Make like an Inuit

make like inuit

Living with Cryoglobulinemia.

I live in the SE of the UK. Fairly temperate. Where snow in winter is rare and in summer maybe high 20’s C. But I’m beginning to understand how people in frozen latitudes survive! It can only be done with 24/7/365 awareness of the dangers around them and for which they prepare. Cold is our common foe. As a Cryo sufferer I too can only maintain a state of wellness by vigilance in not getting exposed to too much cold. Cold which might manifest itself as an almost unnoticed draught indoors, a gentle breeze on a hot summer day or full on winter. Or as a cold drink, ice cream, A/C or the difference in temperature from one room to another.
From a position of being well and able to function normally, one or two small cold washes may not have much initial impact. But without a recovery period, one or two more small cold washes will cause a landslide in my wellness levels. Recovery will take much longer. Days rather than hours.

Wellness means I can run upstairs and down, think straight, have good humor and am pain free. After a Cryo landslide I’m an old man without the energy to roll off the couch to trudge to the kitchen to make a cup of tea. Pain accompanies every move. The Black Cloud of gloom/depression invades my head. I can barely hold a simple conversation, never mind a bit of banter. Panting for hours on end doesn’t help either. It also makes eating a chore.

So I make like an Inuit. Not in furs but certainly with enough layers, head to foot, to keep any chill or draught out. With extra precautions like blankets, scarfs, gloves etc available for emergencies. And I’m always aware of my environment. I balance the probable impact of being outdoors against necessity to be outdoors.
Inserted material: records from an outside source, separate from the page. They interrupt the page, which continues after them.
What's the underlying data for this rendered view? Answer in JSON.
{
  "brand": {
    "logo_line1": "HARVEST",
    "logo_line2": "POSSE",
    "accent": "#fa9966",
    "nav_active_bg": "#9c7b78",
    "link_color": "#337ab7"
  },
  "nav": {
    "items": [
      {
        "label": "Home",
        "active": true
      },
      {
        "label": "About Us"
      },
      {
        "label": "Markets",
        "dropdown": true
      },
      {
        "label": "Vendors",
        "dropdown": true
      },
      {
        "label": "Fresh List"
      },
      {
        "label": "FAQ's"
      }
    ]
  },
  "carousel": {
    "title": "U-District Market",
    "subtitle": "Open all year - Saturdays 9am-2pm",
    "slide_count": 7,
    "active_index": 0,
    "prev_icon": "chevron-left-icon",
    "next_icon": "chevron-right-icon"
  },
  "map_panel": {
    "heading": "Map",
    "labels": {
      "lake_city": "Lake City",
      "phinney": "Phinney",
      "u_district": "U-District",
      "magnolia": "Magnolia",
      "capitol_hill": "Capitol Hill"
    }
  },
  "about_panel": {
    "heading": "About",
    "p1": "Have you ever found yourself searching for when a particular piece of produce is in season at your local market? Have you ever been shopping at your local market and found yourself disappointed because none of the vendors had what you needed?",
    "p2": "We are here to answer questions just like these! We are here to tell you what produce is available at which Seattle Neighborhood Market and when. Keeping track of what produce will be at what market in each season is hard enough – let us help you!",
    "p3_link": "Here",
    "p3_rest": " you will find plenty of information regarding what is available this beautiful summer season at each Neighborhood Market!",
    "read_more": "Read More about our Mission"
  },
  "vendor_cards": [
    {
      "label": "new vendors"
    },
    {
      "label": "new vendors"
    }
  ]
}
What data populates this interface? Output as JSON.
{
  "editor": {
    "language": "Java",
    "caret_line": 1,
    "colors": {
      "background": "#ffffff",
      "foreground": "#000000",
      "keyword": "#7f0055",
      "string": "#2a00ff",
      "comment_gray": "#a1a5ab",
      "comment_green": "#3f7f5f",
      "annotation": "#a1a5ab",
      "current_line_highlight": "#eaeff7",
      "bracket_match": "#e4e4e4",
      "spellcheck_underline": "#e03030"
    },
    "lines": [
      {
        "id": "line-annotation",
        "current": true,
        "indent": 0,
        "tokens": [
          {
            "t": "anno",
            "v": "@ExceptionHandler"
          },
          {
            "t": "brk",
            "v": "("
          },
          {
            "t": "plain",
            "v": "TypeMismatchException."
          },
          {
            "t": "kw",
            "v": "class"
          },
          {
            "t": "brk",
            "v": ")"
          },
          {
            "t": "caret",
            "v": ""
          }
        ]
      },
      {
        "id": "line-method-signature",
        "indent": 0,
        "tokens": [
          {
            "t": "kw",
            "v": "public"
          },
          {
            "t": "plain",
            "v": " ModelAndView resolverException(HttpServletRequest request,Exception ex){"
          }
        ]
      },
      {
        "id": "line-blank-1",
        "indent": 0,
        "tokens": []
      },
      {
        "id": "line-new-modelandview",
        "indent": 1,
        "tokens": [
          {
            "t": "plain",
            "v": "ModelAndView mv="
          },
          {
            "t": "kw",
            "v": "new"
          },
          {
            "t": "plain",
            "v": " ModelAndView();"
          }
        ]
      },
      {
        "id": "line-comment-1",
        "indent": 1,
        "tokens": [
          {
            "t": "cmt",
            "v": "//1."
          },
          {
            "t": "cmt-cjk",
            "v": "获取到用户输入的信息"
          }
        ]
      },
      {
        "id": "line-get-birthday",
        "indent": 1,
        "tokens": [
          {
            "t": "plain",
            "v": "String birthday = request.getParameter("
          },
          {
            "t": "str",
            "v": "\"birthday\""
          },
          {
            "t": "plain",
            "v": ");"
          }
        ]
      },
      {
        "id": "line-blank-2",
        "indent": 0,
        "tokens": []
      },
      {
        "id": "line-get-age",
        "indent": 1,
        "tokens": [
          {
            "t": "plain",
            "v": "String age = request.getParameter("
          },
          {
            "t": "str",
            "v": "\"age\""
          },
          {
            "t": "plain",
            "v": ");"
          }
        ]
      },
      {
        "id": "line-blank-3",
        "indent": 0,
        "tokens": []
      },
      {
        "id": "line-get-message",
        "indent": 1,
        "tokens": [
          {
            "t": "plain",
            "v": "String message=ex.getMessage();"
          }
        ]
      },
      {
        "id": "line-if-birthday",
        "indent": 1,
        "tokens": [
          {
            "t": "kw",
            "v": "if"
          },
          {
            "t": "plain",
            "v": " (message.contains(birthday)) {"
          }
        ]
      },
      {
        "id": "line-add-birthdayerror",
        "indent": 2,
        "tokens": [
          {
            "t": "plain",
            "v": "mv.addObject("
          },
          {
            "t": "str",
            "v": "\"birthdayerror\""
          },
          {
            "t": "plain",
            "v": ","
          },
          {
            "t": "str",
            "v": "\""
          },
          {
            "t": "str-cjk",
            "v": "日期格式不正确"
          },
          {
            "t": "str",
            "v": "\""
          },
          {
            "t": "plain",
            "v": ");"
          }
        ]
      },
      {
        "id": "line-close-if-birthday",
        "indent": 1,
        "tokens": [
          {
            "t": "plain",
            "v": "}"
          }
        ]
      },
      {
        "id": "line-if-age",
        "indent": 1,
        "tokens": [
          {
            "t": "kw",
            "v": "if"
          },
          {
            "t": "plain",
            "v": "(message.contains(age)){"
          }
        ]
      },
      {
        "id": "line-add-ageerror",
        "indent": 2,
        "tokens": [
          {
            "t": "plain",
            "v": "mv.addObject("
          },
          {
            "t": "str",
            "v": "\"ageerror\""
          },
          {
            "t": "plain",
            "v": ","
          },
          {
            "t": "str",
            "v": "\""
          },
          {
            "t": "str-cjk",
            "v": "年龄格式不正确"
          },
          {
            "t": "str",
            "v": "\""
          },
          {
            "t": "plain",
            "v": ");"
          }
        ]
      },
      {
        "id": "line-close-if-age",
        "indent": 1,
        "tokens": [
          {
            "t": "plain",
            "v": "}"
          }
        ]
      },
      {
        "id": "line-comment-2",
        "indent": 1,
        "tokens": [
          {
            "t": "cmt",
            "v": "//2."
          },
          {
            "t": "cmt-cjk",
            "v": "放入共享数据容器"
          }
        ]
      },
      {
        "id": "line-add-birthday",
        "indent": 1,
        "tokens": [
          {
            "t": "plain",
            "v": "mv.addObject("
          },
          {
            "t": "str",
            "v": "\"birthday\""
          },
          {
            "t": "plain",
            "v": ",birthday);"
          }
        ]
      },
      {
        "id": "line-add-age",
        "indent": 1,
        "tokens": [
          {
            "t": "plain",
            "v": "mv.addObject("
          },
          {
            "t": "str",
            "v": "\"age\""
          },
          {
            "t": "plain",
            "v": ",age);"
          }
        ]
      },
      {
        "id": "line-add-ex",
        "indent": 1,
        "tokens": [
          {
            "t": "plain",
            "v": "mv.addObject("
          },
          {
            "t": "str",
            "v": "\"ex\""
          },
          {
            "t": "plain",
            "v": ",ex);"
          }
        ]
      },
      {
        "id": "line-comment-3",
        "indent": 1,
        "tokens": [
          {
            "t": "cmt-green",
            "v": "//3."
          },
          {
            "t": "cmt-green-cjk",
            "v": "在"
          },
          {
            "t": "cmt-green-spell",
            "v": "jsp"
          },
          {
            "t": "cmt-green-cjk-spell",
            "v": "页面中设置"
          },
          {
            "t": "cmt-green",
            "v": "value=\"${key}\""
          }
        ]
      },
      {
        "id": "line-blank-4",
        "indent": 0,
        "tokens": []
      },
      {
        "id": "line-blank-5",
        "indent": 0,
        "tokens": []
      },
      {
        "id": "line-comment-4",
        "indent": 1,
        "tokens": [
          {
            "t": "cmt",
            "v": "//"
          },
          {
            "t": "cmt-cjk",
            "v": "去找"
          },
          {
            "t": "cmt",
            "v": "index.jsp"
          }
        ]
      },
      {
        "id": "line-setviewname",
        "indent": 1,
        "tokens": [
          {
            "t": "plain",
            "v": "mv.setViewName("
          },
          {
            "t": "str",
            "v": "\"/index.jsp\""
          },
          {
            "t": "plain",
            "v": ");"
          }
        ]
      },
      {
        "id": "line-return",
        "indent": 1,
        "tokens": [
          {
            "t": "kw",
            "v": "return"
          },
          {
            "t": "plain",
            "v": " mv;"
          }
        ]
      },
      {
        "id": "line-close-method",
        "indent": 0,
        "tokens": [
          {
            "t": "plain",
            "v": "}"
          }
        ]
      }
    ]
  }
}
But mostly my best survival tactic is ‘Attention to Prevention’. Hoping for a medical solution is valid. Self maintenance is immediate. And much more rewarding than blindly grinding on between Dr. appointments!

Cryo and Arthritis

Cryo & arthritus

Cryoglobulinemia can cause arthralgia (arthritis-like symptoms), less frequently cryoglobulinemia can cause arthritis which is difficult to distinguish from rheumatoid arthritis This includes the erosive form of rheumatoid arthritis. Just like rheumatoid arthritis, the arthritis caused by cryoglobulinemia requires that rheumatoid factor be present. If you have type II or type III cryoglobulinemia , you are positive for RF, guaranteed… This kind of arthritis differs from the simple arthralgia that some people with cryo experience in that it is always symmetrical (both left and right side joints affected), commonly worse in the morning, and will improve , as the day progresses allowing stiff, sore joints to loosen up a bit. In general terms arthralgia involves joint pain, but not inflammation of the joints. Rheumatoid arthritis involves both pain and inflammation in the joints. Lastly, some people with cryo actually have rheumatoid arthritis AND cryo at the same time! Either way, if you have the arthritis, you can have joint inflammation and a risk for joint damage. You need to talk to your doctor about it. Sometimes milder cases of RA can be treated with aspirin or NSAIDs such as advil or naproxen sodium. In general, forcing the cryo back into remission with steroids or immunosuppressants will also force the arthritis to remit…. but once the joints are damaged, the damage is done and there is no remission from that.

Just remember, that joint pain without swelling, is not likely a significant amount of inflammation. If you are having trouble with RA, then you will most likely have pain, stiffness AND swelling from the inflammation. I have had my ankles and feet affected so badly that I could not get my shoes on. Same deal with my knees, but I don’t put shoes on my knees… tongue emoticon It is always symmetrical, that means that if one knee is hurting, swollen and inflamed, the other knee will be much the same. As far as hands and fingers go, I have problems there too, only one clue that it is RA is that the very last joint toward the end of your fingers is never affected. Basically the symptoms of arthritis caused by cryoglobulinemia are identical to those caused by rheumatoid arthritis.. so I guess we call call it “RA”, even though we might not have RA at all… but then there are some of us who do!